CITY HALL — City planners are recommending approval of a MINI dealership at the Planning Commission meeting tonight.
The commission will also consider issuing permits to developers looking to add condominiums at 21st Street and Virginia Avenue, the construction of which will cause bad vibrations in the neighborhood.
The Planning Commission has been knee-deep in the creation of the Draft Zoning Ordinance, which will dictate land-uses throughout the city and will likely be finalized by City Council later this year. Tonight’s meeting is a rare opportunity for the commission to consider other pending projects. There are several on the agenda.
The MINI dealership would be built on Santa Monica Boulevard at the corner of 14th Street. The development would include a cafe, a 6,000-square-foot show rooms, 135 parking spaces, and 21 service bays.
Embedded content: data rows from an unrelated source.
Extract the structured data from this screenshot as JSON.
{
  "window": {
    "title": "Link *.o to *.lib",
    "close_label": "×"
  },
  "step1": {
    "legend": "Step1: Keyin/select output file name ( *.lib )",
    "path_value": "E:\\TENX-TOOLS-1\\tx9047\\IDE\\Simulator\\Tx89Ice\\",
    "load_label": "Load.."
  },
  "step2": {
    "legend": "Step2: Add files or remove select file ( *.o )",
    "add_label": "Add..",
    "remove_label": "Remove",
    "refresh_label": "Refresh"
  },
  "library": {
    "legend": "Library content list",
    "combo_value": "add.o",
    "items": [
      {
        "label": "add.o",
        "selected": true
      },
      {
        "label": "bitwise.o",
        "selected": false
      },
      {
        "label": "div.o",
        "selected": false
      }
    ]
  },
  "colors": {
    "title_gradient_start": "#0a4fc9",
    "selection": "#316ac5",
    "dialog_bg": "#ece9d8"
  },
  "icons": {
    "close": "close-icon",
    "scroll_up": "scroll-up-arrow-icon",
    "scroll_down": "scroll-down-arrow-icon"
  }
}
Community benefits include, among other things, local hiring provisions, internships for Santa Monica high school and college students, widened sidewalks, and a transportation demand management program aimed at reducing traffic.
MINI’s building would be nearly all black with yellow, green, and red accent colors to align with the company’s branding. A yellow MINI would hang upside-down from the ceiling over the cafe. Another, adhered to the outside of the building, would face downward as if driving off of the roof.
The building would be 35 feet tall. It would replace a lot that is currently empty but was previously a Union 76 gas station.
The project would bring in an estimated half a million dollars worth of sales tax revenue to City Hall annually, according to city planners.
Developers of a 21-unit townhouse proposed for 21st Street and Virginia Avenue are also looking for the commission’s blessing.
The two-story building would include 19 market rate apartments and two-very low income affordable units. All apartments would have two bedrooms and two parking spaces.
Currently, there are 15 occupied rent control units on the plot that would be demolished if the project is approved. For this reason, the Rent Control Board will have to certify the demolition.
The units are spread out over six single-story residential buildings, built between 1935 and 1951. Because the buildings are more than 40 years old, the Landmarks Commission will also have to grant permission for the demolition. The buildings have been determined, by a state-mandated environmental report, “not to be a significant historic resource.”
That environmental report also shows that the construction of the new condos would have one “significant unavoidable impact”: vibrations.
Vibration decibels (VdB) over 85 are considered to be a human annoyance, according to the report. Vibration levels from this project could reach 87 VdB at homes located 25 feet away to the south and southeast of the site, the report said.
Given the nature of the construction, there’s nothing that can be done to mitigate the annoyance, the report said.